Yesterday I went into the other weird alien in a red cape. Today I walk about the Space Viking.
Thor the Dark World, or "What if 'Man of Steel' hadn't taken itself so damn seriously."
In some ways this was the best movie I saw last year. It has grand stakes (the fate of the universe), it has numerous environments (alien worlds, cities of the gods), cool costuming, and it is funny.
Thor as a hero has grown in the movies he has been in, from headstrong naive warrior to a much more deliberate and capable leader. Stand this in contrast to Tony Stark in "Iron Man 3" which failed to confront his underlying insecurities almost entirely until the last few minutes of the third movie, symbolically removing the broken shards of metal in his heart that were killing him and discarding the thick metal skin that he used to protect himself from the world. Thor completed that character arc by the end of his first movie, softening and becoming more about self sacrifice rather than personal glory, and by the end of "The Avengers" Thor was on a crusade to bring order to his kingdom. By the end of this film he has become such a knight errant romantic that he decides not to take the throne of his homeland, Asgard, instead going to Earth for love (people claim that this love plot happens too fast and won't last.... To which I answer, all gods in all mythologies have the exact same attitudes toward love: fast and fleeting).
Thor's numerous Space Viking sidekicks also each get their moments, though really they could have gotten more, doing all their heavy lifting in acts one and two then disappearing... In many ways the third act is both the most exciting because of the action, and the most boring because the character interactions are all about fighting the bad guys and not about any sort of interpersonal dynamic (though two of Jane Foster's sidekicks kind of get together in a comedic romantic development).
That brings me to my next point, Malekith the Accursed is a boring villain, he is a very standard evil doer wanting to take the magical item from the non-warrior protagonist, and use it to cloak the world in darkness for his people and way of life. He is a step down from the Mandarin, which is a parody of Malekith's type, and is an elevator trip away from Loki, who is a far more interesting character. I actually think you could have given even less time to the elves and more time to Loki and the movie would still not have suffered.
THE DOUBLE BEAT. Much like "Man of Steel" this movie has a real problem with a scene in the second act and the opener. The opening is a full blown war between Space Vikings and Space Elves for control of the universe (HOLY CRAP "LORD OF THE RINGS") with narration by Odin, explanations of the threats posed by the bad guys and clear explanations of their motivations. Then in the second act Odin tells the protagonist Thor and Jane what was already shown to the audience in the opening scene. Again, much like "Man of Steel" the presentation is very pretty with magical books with moving stylized illustrations. Gorgeous really, and a total waste of time. They could have fixed this too, don't have the battle opening, the heroes confronting weird aliens, and then having giant black ships that can turn invisible mysteriously appear and attack, then have hulking monsters, and magical swirling blood all without an upfront explanation... it would add a lot of mystery. Then in the second act after the initial attack have the magic books open with all of their cool illustrations on display and then transition to show the battle in narrated historical reenactment. That way for the first half of the movie the heroes are under threat from an unknown and powerful force that they don't understand, and the audience is on that journey with them. But whatever.

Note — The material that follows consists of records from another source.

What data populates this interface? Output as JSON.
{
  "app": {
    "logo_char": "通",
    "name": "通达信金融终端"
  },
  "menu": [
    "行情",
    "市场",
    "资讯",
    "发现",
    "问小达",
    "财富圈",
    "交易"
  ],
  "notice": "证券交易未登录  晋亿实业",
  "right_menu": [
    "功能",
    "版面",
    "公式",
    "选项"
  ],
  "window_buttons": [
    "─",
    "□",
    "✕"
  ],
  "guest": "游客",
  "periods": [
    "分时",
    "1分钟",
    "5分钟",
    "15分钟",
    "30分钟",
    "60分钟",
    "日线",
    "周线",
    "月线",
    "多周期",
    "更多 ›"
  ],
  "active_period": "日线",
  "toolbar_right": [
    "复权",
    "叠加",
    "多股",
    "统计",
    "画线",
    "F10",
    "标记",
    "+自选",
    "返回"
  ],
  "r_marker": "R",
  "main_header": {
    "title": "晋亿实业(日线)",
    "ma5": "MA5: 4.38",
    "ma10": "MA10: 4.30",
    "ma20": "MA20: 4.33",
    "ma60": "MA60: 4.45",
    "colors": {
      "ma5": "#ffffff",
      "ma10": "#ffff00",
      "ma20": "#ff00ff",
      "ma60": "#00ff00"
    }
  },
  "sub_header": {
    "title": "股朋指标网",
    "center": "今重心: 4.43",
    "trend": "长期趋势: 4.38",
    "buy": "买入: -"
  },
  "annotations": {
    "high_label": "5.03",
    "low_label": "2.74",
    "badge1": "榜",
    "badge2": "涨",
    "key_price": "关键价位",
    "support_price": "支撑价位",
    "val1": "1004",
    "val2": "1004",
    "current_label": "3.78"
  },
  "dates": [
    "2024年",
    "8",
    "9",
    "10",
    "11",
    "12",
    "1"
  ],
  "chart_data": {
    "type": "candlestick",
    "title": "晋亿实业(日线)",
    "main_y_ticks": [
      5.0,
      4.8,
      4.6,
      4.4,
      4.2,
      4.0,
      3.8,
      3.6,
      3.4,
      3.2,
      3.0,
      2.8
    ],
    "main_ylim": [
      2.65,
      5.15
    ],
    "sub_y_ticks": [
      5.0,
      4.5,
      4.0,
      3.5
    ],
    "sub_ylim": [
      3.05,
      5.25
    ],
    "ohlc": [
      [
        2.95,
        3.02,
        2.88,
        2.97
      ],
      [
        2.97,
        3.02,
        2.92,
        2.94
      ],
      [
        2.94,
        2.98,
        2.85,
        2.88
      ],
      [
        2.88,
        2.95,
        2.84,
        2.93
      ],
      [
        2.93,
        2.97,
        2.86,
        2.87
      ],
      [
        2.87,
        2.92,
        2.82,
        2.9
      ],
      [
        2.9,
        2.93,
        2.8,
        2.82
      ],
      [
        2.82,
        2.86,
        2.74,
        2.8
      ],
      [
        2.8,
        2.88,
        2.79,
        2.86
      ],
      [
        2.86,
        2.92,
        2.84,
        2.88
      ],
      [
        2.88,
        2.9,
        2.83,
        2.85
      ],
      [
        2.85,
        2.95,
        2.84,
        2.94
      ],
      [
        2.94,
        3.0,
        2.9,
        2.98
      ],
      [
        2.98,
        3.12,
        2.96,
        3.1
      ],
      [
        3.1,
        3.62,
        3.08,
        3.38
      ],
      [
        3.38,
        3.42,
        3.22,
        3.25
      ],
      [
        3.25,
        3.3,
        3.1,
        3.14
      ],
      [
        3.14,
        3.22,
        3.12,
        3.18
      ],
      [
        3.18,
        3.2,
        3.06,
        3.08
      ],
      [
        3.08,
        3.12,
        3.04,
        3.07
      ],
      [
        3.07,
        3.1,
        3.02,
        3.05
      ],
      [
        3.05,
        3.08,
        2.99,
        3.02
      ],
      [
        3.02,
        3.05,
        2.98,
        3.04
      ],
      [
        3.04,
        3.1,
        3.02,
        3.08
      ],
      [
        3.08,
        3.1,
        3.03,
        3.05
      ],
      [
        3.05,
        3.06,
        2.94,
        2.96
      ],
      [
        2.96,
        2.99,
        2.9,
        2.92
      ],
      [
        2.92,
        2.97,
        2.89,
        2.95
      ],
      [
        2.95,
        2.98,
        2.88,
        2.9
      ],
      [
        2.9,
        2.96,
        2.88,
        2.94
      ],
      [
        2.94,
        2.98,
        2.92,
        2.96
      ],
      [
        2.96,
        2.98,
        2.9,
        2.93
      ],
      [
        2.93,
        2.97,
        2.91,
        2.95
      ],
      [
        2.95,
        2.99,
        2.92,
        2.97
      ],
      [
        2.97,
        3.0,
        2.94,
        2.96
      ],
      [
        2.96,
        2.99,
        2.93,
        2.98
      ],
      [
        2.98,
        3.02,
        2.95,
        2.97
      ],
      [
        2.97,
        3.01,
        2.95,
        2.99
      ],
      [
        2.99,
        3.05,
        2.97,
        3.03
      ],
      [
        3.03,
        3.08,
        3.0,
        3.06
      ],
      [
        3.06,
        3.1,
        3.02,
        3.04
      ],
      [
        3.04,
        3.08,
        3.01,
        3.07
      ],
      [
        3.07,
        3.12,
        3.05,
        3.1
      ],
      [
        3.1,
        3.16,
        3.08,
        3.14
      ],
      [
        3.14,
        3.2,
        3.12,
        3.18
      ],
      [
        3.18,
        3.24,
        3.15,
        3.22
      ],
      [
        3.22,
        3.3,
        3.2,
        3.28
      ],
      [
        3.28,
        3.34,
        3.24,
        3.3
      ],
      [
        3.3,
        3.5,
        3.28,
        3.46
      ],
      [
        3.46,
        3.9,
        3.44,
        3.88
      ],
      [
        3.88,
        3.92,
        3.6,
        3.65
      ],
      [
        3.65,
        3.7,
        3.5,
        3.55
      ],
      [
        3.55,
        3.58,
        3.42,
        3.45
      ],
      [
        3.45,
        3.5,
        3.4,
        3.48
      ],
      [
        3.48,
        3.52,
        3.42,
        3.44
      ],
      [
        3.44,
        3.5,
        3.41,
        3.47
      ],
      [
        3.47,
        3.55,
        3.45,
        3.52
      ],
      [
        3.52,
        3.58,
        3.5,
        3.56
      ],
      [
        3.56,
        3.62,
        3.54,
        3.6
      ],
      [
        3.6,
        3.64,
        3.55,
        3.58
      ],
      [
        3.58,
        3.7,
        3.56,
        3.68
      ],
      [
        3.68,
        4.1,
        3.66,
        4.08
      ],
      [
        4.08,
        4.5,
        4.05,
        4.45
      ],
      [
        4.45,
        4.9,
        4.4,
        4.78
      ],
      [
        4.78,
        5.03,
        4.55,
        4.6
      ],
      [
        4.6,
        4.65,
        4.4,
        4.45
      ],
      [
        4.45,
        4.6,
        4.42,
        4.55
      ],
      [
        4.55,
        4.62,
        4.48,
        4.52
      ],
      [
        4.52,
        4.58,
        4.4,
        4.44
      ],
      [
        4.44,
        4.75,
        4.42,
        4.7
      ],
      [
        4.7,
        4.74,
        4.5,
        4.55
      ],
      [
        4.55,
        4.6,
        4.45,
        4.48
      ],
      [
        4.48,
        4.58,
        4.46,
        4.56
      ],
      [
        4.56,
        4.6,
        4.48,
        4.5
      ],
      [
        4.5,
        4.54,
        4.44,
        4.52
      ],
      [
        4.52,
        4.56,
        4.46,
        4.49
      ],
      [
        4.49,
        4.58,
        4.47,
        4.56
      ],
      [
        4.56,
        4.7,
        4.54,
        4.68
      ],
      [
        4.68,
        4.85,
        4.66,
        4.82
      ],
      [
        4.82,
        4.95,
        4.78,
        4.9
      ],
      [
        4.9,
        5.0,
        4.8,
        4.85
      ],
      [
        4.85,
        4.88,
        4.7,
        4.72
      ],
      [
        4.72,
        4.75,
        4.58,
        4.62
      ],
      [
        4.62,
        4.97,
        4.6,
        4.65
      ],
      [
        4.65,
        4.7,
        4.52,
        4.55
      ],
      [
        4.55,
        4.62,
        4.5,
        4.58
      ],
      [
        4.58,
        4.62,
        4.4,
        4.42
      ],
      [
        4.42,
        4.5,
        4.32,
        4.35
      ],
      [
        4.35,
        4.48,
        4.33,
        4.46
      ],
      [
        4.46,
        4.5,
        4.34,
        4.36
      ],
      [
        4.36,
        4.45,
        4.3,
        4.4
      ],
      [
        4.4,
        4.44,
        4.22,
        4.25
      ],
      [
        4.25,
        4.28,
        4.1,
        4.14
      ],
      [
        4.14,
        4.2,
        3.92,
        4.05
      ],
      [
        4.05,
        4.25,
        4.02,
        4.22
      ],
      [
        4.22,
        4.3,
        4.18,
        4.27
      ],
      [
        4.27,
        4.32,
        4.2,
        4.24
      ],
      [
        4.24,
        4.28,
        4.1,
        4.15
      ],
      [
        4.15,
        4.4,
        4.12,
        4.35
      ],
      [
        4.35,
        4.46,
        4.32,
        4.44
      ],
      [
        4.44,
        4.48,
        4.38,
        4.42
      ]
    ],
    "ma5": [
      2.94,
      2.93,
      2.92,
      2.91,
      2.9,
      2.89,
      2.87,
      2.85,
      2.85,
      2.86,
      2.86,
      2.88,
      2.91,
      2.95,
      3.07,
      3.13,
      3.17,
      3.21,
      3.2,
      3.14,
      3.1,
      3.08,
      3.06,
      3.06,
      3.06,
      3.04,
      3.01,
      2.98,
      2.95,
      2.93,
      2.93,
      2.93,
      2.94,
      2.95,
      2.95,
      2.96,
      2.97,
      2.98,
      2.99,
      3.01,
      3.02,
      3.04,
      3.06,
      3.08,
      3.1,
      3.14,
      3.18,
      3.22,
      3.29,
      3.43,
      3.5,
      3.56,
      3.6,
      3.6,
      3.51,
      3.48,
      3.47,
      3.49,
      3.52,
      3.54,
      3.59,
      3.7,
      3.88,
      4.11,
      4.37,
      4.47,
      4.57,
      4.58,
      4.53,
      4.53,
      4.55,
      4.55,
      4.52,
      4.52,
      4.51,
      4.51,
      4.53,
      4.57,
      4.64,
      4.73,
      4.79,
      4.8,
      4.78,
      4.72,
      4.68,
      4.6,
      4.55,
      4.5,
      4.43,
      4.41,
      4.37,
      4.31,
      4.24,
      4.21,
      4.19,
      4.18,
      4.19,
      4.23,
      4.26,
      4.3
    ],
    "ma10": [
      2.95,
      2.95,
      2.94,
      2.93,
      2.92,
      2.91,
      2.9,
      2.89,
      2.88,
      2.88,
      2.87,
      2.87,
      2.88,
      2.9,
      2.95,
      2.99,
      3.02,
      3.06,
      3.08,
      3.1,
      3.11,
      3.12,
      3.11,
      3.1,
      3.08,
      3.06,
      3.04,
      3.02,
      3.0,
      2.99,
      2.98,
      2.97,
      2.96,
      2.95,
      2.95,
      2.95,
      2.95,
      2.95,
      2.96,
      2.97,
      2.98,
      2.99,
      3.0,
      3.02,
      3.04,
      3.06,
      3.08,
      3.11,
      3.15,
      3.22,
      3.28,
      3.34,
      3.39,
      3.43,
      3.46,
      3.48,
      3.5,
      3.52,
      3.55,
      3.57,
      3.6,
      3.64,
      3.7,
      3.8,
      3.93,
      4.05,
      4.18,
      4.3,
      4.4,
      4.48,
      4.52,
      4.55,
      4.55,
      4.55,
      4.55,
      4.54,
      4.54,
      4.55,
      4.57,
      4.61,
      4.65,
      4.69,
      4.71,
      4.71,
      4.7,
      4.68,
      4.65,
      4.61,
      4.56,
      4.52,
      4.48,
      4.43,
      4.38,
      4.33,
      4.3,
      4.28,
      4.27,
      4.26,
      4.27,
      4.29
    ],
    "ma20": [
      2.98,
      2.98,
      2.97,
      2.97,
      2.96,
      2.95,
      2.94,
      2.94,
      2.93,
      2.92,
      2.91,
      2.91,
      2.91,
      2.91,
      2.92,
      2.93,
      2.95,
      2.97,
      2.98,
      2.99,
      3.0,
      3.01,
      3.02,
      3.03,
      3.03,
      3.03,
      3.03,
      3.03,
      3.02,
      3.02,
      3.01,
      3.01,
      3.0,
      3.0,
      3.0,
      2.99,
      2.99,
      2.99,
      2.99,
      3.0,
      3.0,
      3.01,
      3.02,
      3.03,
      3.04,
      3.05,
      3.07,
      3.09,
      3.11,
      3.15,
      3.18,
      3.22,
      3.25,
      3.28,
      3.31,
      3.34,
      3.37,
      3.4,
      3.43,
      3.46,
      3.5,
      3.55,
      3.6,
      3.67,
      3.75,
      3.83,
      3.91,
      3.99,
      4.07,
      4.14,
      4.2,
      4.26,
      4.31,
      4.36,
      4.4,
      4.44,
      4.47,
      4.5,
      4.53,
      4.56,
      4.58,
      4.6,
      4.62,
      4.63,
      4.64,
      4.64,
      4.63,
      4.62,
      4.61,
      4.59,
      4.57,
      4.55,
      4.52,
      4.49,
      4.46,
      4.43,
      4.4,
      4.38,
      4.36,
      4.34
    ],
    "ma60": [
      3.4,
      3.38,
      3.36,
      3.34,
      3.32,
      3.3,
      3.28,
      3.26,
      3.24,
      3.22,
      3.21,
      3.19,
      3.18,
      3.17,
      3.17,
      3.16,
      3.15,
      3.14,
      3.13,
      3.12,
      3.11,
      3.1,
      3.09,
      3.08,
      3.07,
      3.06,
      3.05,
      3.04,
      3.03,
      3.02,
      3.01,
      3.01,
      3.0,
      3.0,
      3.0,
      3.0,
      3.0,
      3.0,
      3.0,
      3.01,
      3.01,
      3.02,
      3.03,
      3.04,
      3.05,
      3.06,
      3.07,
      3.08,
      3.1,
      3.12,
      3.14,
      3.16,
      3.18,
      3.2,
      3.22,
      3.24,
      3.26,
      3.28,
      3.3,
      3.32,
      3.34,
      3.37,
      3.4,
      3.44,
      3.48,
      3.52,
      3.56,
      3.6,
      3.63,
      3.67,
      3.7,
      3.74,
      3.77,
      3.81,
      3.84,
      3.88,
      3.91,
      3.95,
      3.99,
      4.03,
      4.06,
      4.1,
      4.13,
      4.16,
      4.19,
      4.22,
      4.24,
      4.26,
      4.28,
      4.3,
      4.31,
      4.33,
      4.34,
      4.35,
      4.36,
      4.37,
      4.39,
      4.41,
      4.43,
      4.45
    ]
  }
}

Another problem is with yet another case of hack job writing just like in "Man of Steel", maybe even more so. "Star Trek" 2009 had a pointy eared villain in a big black powerful spaceship, with a red weapon capable of causing the apocalypse for an multi-world empire, this culminates with the blonde head strong hero (whose father was killed by the villain) and his dark haired emotionally damaged second in command (because the bad guy killed his Mom) using black holes to kill the bad guy. "Thor the Dark World" has a pointy eared bad guy in a big black sometimes invisible spaceship, with a red weapon capable of causing the apocalypse for a multi-world empire (and the universe), this culminates with the blonde head strong hero (whose mother was killed by the bad guy) and his dark haired emotionally erratic reluctant ally (whose mother was killed by the bad guy) to use portals to other worlds to try and stop the villain. Soon all action movies will have this or a similar dynamic, because if it can make the boring old Star Trek franchise into profitable action schlock it can work for any damn thing.
|Their ear mutilation is even the same.|
|Who needs emotional stability to be in charge?|
Regardless, this movie has a very light tone to it, mostly good pacing, lots of distinct characters with a variety of design and flourish, a complex brother and father dynamic at the core, with a romantic science vs magic theme surrounding it. It is fun and does not diminish its characters, it tries (and for the most part is successful) in elevating the various characters, adding to the script rather than detracting. And as a small final compliment, I like how in the climax Jane foster does not just get saved, she uses her scientific knowledge to make weapons and contribute to the action, ultimately providing Thor the means to beat the bad guy (SPOILERS: the bad guy loses), she has her own side kicks, it is cool to see her as a sort of hero in her own right.